The United States has announced tougher rules to combat a sharp rise in coronavirus cases caused by the more infectious Delta variant. The Centers for Disease Control, or CDC, advises even vaccinated people to wear face masks in public indoor spaces. The announcement reverses advice issued in May. Peter Bowes has this report. The CDC says about 2/3 of counties have high transmission rates that warrant the wearing of masks with the Delta variant behind many of the surges. Some states, such as Florida and Missouri, have seen rapidly rising infection rates. The CDC's guidance is a reversal of its position 2 months ago and poses a dilemma for many local and state authorities with some highly reluctant to accept tougher measures.
The opening day of a US congressional inquiry into the deadly storming of the Capitol building in January by supporters of Donald Trump has heard harrowing testimony from policemen who came under attack. Four officers described how they were punched, kicked, stunned with a taser and racially abused as they tried to defend the building in Washington. One of only two Republicans on the committee, Adam Kinzinger, fought back tears as he praised the bravery of the police. "You guys may, like, individually feel a little broken. You guys all talk about the effects you have to deal with and, you know, you talk about the impact of that day. But you guys won. You guys held."
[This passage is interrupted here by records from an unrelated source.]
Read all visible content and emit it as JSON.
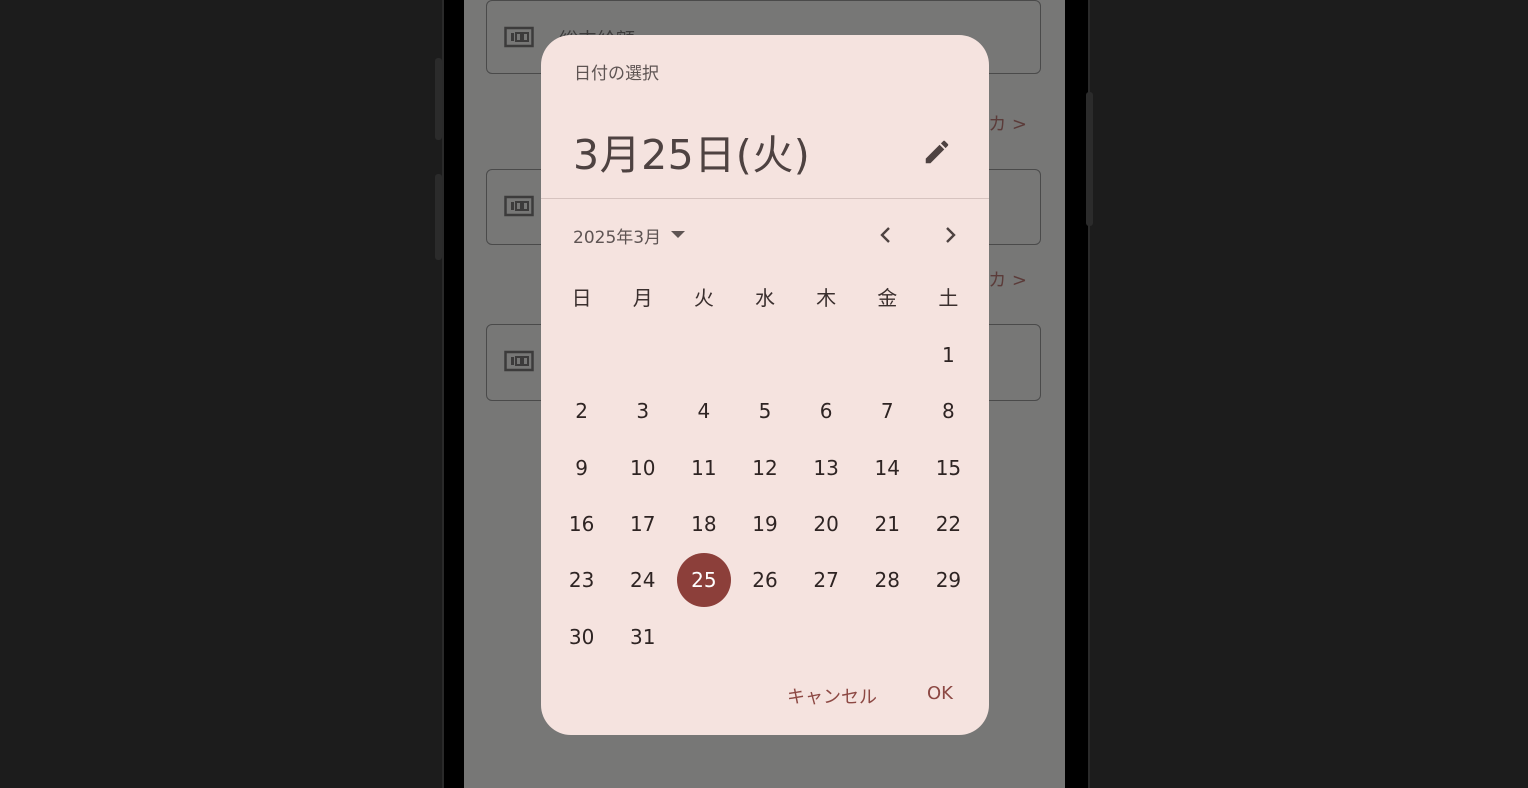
{
  "background_form": {
    "field1_label": "総支給額",
    "link1_text": "カ >",
    "link2_text": "カ >"
  },
  "dialog": {
    "title": "日付の選択",
    "headline": "3月25日(火)",
    "month_label": "2025年3月",
    "weekdays": [
      "日",
      "月",
      "火",
      "水",
      "木",
      "金",
      "土"
    ],
    "days": [
      "",
      "",
      "",
      "",
      "",
      "",
      "1",
      "2",
      "3",
      "4",
      "5",
      "6",
      "7",
      "8",
      "9",
      "10",
      "11",
      "12",
      "13",
      "14",
      "15",
      "16",
      "17",
      "18",
      "19",
      "20",
      "21",
      "22",
      "23",
      "24",
      "25",
      "26",
      "27",
      "28",
      "29",
      "30",
      "31",
      "",
      "",
      "",
      "",
      ""
    ],
    "selected_day": "25",
    "cancel_label": "キャンセル",
    "ok_label": "OK"
  },
  "colors": {
    "accent": "#8c3f3a",
    "dialog_bg": "#f5e3df",
    "scrim": "#777776"
  },
  "icons": [
    "edit-pencil-icon",
    "dropdown-arrow-icon",
    "chevron-left-icon",
    "chevron-right-icon",
    "money-icon"
  ]
}
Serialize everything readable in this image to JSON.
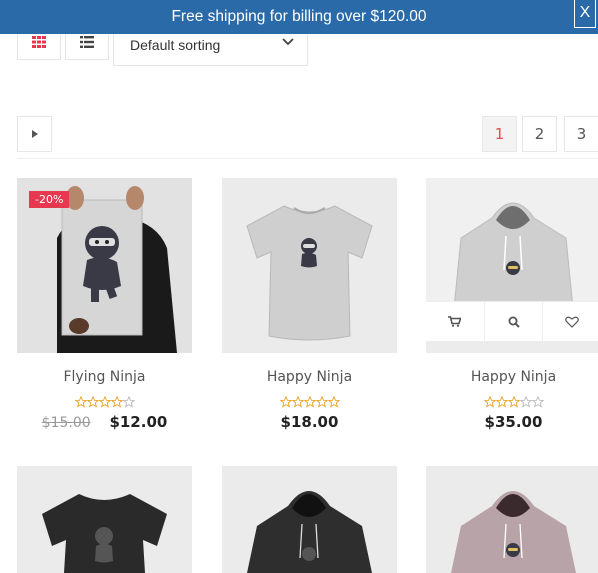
{
  "banner": {
    "text": "Free shipping for billing over $120.00",
    "close_label": "X"
  },
  "toolbar": {
    "grid_view_icon": "grid-icon",
    "list_view_icon": "list-icon",
    "sort_value": "Default sorting"
  },
  "pagination": {
    "pages": [
      "1",
      "2",
      "3"
    ],
    "current": "1"
  },
  "products": [
    {
      "name": "Flying Ninja",
      "badge": "-20%",
      "old_price": "$15.00",
      "price": "$12.00",
      "rating": 4
    },
    {
      "name": "Happy Ninja",
      "price": "$18.00",
      "rating": 5
    },
    {
      "name": "Happy Ninja",
      "price": "$35.00",
      "rating": 3
    }
  ],
  "colors": {
    "banner": "#2a6aa8",
    "sale": "#e8384f",
    "active_page": "#e34b55",
    "star": "#e8a326"
  }
}
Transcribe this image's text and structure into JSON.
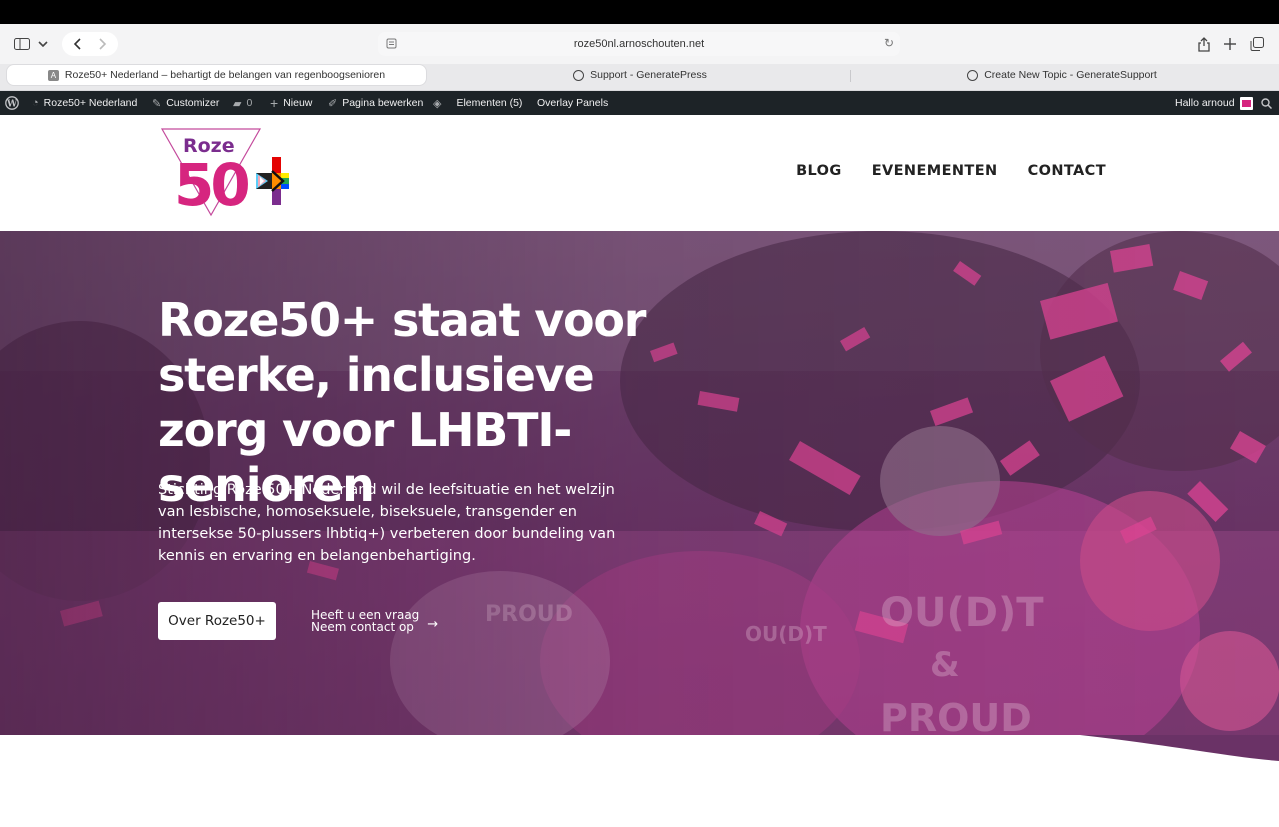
{
  "browser": {
    "url": "roze50nl.arnoschouten.net",
    "tabs": [
      {
        "label": "Roze50+ Nederland – behartigt de belangen van regenboogsenioren",
        "favicon": "A",
        "active": true
      },
      {
        "label": "Support - GeneratePress",
        "active": false
      },
      {
        "label": "Create New Topic - GenerateSupport",
        "active": false
      }
    ]
  },
  "adminbar": {
    "site": "Roze50+ Nederland",
    "customizer": "Customizer",
    "comments": "0",
    "new": "Nieuw",
    "edit": "Pagina bewerken",
    "elements": "Elementen (5)",
    "overlay": "Overlay Panels",
    "greeting": "Hallo arnoud"
  },
  "site": {
    "logo_text": "Roze",
    "logo_number": "50",
    "nav": [
      "BLOG",
      "EVENEMENTEN",
      "CONTACT"
    ]
  },
  "hero": {
    "title": "Roze50+ staat voor sterke, inclusieve zorg voor LHBTI-senioren",
    "text": "Stichting Roze 50+ Nederland wil de leefsituatie en het welzijn van lesbische, homoseksuele, biseksuele, transgender en intersekse 50-plussers lhbtiq+) verbeteren door bundeling van kennis en ervaring en belangenbehartiging.",
    "button": "Over Roze50+",
    "link_line1": "Heeft u een vraag",
    "link_line2": "Neem contact op",
    "arrow": "→"
  },
  "colors": {
    "brand_pink": "#d6257f",
    "brand_purple": "#7b2d8e",
    "admin_bg": "#1d2327"
  }
}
President Biden has been highly critical of his Russian counterpart Vladimir Putin and the state of the Russian economy. In his speech to U.S. intelligence officials, Mr. Biden said Russia had nuclear weapons and oil wells and nothing else. He said, Mr. Putin knew he was in real trouble, and that made him more dangerous. Senior U.S. and Russian officials are due to hold nuclear talks in Geneva on Wednesday.
The president of Ivory Coast Alassane Ouattarar and his ousted predecessor Laurent Gbagbo have embraced and held hands at their first meeting since the country's civil war a decade ago. More now from Will Ross. It was a sight that many Ivorians would have found hard to imagine. A car pulling up outside the presidential palace, out steps the former President Laurent Gbagbo, who's warmly embraced by his long time rival Alassane Ouattarar before the two men head off for talks. It's a decade since Mr. Gbagbo was arrested hiding in a bunker, a dramatic fall for a president whose refusal to admit electoral defeat led to war. In a country where the average age is just 18, the main political rivals are all in their 70s and 80s. So whilst Ivorians wait for signs of genuine reconciliation, many are saying it's time for younger leaders.
World news from the BBC.